I spent all of my last day at the outpatient hospital in the OR and was very lucky to have observed different types of surgeries. The day began with ear tube placements for children and progressed to more complex sinus and oral surgeries in adults. I really liked the optics used to look inside the nose, especially when the procedure used a screen because I could fully see what was happening. At one point, the lights in the operating room were turned off and I could see the red lights of the surgical instrument inside the patient’s forehead! However, my favorite surgery involved the removal of a soft palate tumor in the mouth, which was almost the size of an egg!
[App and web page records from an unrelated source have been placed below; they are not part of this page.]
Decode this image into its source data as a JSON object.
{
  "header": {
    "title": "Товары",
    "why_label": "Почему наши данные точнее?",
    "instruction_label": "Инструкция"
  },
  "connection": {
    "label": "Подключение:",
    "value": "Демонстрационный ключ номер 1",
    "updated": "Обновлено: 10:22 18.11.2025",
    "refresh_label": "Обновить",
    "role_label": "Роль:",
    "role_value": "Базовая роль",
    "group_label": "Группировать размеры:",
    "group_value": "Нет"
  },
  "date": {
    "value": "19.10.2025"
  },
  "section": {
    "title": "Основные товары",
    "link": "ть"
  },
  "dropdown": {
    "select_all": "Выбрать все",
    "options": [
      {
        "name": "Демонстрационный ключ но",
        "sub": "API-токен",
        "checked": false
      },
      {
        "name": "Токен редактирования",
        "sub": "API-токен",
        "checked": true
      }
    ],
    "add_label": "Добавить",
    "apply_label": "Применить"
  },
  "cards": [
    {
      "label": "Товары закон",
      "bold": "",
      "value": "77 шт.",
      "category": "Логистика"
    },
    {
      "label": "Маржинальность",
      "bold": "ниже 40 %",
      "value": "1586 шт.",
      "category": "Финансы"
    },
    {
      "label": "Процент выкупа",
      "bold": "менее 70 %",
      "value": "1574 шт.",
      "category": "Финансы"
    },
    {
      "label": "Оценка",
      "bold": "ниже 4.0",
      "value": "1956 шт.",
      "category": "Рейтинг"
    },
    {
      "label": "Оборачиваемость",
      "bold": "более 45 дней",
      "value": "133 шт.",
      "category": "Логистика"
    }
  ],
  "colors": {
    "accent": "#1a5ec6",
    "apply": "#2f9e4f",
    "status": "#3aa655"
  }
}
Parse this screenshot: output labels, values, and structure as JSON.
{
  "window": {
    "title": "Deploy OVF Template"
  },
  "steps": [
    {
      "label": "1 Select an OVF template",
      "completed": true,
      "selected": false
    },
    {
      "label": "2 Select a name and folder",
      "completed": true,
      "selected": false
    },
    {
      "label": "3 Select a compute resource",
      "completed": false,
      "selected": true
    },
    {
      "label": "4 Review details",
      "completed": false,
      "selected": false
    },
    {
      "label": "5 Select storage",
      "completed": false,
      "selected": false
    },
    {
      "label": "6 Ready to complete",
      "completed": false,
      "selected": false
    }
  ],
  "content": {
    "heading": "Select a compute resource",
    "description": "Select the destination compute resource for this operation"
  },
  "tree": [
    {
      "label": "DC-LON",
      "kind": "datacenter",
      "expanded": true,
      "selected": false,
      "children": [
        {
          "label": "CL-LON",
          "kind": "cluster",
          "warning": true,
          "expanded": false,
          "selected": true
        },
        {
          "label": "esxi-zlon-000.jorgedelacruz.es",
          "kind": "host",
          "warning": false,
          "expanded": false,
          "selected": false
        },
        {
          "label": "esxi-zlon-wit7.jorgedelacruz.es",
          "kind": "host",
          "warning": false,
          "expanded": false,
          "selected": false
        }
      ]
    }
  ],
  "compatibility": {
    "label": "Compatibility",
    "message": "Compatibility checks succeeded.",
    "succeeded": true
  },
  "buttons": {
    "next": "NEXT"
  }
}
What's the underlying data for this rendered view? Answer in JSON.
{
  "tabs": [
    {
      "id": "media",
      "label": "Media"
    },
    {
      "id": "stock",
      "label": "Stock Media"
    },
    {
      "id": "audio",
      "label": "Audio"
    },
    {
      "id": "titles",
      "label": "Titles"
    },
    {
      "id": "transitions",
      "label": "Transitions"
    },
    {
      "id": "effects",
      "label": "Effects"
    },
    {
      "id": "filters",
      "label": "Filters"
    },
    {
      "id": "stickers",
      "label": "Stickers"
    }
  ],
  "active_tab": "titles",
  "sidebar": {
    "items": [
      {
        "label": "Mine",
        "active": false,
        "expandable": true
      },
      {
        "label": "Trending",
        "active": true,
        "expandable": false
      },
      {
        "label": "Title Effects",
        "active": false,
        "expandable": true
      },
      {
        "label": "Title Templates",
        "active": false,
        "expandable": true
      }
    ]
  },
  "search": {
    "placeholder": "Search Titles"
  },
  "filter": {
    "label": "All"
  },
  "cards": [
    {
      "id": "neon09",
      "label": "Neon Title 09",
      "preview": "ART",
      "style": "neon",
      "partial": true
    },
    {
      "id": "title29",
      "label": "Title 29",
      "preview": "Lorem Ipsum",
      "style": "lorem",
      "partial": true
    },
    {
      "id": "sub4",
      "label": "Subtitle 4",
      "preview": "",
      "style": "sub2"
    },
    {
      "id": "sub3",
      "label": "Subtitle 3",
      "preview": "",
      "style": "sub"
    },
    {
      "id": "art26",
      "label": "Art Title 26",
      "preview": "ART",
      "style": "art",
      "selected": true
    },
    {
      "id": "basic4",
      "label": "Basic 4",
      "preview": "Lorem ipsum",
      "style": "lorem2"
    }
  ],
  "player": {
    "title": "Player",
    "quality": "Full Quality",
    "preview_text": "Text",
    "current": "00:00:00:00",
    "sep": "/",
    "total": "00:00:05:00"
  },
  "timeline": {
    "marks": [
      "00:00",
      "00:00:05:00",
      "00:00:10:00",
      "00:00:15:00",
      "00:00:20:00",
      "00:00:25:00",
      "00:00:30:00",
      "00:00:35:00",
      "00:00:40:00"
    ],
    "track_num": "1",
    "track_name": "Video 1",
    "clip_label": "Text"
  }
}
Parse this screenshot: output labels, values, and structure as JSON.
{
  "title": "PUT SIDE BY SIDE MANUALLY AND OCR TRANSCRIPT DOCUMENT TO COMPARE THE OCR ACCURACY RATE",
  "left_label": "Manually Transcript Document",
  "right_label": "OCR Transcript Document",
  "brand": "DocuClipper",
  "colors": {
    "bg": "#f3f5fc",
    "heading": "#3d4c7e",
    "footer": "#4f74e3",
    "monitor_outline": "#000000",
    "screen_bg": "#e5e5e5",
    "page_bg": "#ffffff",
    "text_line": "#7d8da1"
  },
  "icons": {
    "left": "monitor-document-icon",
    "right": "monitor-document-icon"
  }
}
Each day at the office included interesting cases and procedures. It was clearly evident that all staff members where passionate about their work and I only hope that I feel the same way about my own career in the future. I am truly grateful for the experience that Dr. Armstrong and his staff had given me and truly valued every aspect of it to the fullest. There is so much more I want to write about but for those of you still reading, I think this more than enough information to process for now! This internship assured me that all the challenges I would face in the next four years would be worth it in the end and I am truly grateful for the experience. As a result, I now feel more confident in overcoming them and hope that it all works out!